On Tue, Mar 27, 2012 at 12:23, Markus Schaber <m.schaber_at_3s-software.com> wrote:
> Von: Greg Stein [mailto:gstein_at_gmail.com]
>>On Mar 27, 2012 12:55 AM, "Daniel Shahaf" <d.s_at_daniel.shahaf.name> wrote:
>> > > On 27.03.2012 05:23, Greg Stein wrote:
>> > > >...
>> > > > While discussing this on IRC some, I did think of one case where you
>> > > > want to know they got the correct master passphrase: when they are
>> > > > updating a server's password. A mis-entry could completely garble the
>> > > > stored/encrypted contents.
>> > Don't ew have some other ways of addresing that use-case?
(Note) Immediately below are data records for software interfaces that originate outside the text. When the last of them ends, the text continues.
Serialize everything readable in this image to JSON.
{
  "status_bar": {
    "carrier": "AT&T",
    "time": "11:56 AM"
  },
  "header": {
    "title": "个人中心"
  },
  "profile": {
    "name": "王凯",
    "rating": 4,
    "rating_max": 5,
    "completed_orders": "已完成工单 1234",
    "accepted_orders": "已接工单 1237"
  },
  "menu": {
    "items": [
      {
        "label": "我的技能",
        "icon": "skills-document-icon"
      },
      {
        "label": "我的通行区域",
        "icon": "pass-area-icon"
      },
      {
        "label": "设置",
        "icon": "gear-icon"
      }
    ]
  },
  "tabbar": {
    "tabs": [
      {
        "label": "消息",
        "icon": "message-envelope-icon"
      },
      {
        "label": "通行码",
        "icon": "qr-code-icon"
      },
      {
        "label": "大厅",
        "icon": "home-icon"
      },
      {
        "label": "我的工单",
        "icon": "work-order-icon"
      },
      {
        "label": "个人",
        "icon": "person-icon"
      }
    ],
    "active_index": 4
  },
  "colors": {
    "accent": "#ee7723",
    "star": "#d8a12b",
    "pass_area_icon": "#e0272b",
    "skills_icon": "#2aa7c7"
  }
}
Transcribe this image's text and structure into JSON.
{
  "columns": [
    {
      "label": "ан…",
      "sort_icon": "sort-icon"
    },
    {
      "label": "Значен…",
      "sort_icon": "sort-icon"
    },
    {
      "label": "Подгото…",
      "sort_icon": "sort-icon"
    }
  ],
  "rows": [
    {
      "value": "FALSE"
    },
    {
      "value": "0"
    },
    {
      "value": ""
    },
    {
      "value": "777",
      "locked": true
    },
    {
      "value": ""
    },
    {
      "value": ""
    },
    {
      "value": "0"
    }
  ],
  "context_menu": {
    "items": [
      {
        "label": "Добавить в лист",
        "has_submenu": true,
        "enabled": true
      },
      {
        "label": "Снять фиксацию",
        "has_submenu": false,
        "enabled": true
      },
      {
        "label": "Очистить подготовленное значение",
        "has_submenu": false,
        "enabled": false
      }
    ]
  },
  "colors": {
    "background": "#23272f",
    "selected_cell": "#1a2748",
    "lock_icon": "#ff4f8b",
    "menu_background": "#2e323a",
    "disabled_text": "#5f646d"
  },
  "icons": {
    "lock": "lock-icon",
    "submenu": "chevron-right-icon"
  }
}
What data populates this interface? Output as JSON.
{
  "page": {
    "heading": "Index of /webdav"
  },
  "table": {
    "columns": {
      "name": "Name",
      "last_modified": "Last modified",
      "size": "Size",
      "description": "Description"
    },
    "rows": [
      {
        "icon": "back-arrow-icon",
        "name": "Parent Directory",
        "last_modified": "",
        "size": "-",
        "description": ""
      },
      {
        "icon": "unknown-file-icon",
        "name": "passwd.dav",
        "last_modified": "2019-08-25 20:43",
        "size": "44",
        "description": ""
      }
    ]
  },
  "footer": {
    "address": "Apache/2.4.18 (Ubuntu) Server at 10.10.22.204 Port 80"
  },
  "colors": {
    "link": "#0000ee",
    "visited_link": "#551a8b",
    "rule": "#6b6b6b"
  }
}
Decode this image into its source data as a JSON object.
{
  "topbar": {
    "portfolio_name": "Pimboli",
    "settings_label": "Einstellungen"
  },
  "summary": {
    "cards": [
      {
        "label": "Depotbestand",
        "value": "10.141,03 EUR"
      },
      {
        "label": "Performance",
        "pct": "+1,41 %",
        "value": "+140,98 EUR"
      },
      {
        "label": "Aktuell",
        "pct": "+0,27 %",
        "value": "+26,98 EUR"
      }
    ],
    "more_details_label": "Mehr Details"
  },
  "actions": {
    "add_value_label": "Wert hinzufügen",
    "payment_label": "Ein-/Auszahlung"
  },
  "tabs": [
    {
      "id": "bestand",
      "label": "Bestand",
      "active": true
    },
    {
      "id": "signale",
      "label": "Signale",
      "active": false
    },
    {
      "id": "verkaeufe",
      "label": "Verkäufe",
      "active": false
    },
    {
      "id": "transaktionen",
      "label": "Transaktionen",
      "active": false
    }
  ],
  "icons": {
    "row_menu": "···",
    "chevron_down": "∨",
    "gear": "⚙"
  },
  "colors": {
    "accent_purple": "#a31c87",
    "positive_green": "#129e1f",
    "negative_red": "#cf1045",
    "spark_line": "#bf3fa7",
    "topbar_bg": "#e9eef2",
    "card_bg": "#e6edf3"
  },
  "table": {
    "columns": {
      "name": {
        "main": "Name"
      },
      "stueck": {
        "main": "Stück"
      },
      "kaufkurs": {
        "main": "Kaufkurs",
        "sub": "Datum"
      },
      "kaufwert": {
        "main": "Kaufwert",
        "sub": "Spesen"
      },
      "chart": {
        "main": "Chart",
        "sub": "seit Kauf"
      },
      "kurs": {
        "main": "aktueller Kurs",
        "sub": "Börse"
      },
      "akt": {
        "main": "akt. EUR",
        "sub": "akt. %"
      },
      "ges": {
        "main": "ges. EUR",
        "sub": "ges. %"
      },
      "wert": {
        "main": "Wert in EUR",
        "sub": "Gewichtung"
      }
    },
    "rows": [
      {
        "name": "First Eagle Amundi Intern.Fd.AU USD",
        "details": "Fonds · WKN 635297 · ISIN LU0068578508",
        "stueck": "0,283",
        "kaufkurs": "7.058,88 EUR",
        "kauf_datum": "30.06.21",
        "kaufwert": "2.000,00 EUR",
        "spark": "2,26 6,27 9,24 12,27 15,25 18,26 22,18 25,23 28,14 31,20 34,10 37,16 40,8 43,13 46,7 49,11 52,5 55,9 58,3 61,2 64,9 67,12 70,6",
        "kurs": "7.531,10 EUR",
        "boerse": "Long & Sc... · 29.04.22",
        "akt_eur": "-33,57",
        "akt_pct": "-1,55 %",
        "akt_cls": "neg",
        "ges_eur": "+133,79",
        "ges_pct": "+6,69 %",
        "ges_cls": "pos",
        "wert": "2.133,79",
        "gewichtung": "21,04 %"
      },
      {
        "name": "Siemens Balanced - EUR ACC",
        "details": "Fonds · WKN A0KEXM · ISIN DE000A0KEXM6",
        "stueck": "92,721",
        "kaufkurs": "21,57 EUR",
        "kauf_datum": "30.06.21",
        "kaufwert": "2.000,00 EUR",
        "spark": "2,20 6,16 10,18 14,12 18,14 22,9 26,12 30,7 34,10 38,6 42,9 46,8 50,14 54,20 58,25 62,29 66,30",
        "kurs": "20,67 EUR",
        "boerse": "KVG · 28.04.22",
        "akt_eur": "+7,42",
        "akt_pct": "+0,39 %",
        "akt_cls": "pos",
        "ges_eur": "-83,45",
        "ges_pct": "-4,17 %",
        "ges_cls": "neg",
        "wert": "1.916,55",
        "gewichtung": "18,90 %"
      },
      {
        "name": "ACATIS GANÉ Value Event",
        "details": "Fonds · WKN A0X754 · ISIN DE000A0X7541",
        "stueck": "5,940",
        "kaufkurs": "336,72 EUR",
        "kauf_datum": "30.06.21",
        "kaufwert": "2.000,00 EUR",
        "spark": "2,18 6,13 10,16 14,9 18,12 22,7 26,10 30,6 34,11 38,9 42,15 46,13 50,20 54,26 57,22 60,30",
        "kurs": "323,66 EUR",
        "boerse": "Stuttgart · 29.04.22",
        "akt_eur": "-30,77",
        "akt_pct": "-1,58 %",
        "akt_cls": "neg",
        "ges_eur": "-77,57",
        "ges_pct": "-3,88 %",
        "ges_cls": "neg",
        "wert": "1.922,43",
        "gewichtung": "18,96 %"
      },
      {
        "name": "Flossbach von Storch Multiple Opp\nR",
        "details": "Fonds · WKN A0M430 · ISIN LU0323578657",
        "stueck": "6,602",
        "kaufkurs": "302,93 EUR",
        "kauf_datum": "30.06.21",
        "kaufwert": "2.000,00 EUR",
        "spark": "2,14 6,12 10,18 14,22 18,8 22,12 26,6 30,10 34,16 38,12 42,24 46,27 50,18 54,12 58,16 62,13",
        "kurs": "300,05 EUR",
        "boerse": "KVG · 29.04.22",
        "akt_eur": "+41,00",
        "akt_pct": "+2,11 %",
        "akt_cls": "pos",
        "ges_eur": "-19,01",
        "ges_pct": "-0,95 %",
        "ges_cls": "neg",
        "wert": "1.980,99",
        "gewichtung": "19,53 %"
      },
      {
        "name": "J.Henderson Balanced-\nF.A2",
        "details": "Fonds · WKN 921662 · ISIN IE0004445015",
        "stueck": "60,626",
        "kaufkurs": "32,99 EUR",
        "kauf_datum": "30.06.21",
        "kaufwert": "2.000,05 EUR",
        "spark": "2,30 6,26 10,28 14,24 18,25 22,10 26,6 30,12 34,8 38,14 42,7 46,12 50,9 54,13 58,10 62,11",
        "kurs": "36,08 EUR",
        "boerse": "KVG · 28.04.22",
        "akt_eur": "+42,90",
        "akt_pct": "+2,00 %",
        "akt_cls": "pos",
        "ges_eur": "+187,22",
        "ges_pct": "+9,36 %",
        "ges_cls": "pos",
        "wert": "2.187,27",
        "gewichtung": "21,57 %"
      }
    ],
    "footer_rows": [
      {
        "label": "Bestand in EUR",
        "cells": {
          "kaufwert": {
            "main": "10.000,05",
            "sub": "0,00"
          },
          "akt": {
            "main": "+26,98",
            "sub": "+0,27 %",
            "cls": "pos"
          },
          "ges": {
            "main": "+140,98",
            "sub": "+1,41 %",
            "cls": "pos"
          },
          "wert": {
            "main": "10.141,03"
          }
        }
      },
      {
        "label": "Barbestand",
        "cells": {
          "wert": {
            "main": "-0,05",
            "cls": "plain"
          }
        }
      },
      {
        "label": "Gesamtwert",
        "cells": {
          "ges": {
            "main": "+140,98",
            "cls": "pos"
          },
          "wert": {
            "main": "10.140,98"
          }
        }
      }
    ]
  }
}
Such as, say,
>> > encrypting a random string, and at decrypting compare the decrypted
>> > text's sha1 to the value computed at encryption time?
>> There ya go. I knew we could tease out a solution. That sounds good to me.
>> So, for each password, we store two more 16-byte blocks of encrypted data, and a SHA1 has (20 bytes). At decrypt time, we also decrypt those blocks, hash the 32 byte result, and compare against the hash.
>> I would also suggest that we append those two blocks to the padded password, so they get the advantage of CBC, without needing to pick a second IV.
> I know I'm supposed to shut up,
You don't have to shut up... I'd just prefer that you don't patronize me.
> but AFAICS, this design does not prevent the offline dictionary attacks mentioned by Greg Hudson.
Through the use of PBKDF2 to generate the per-password crypt keys, the
offline attacks will become computationally expensive.
> It is solving the "known plaintext" problem of the simpler implementation, though.
Received on 2012-03-27 18:28:04 CEST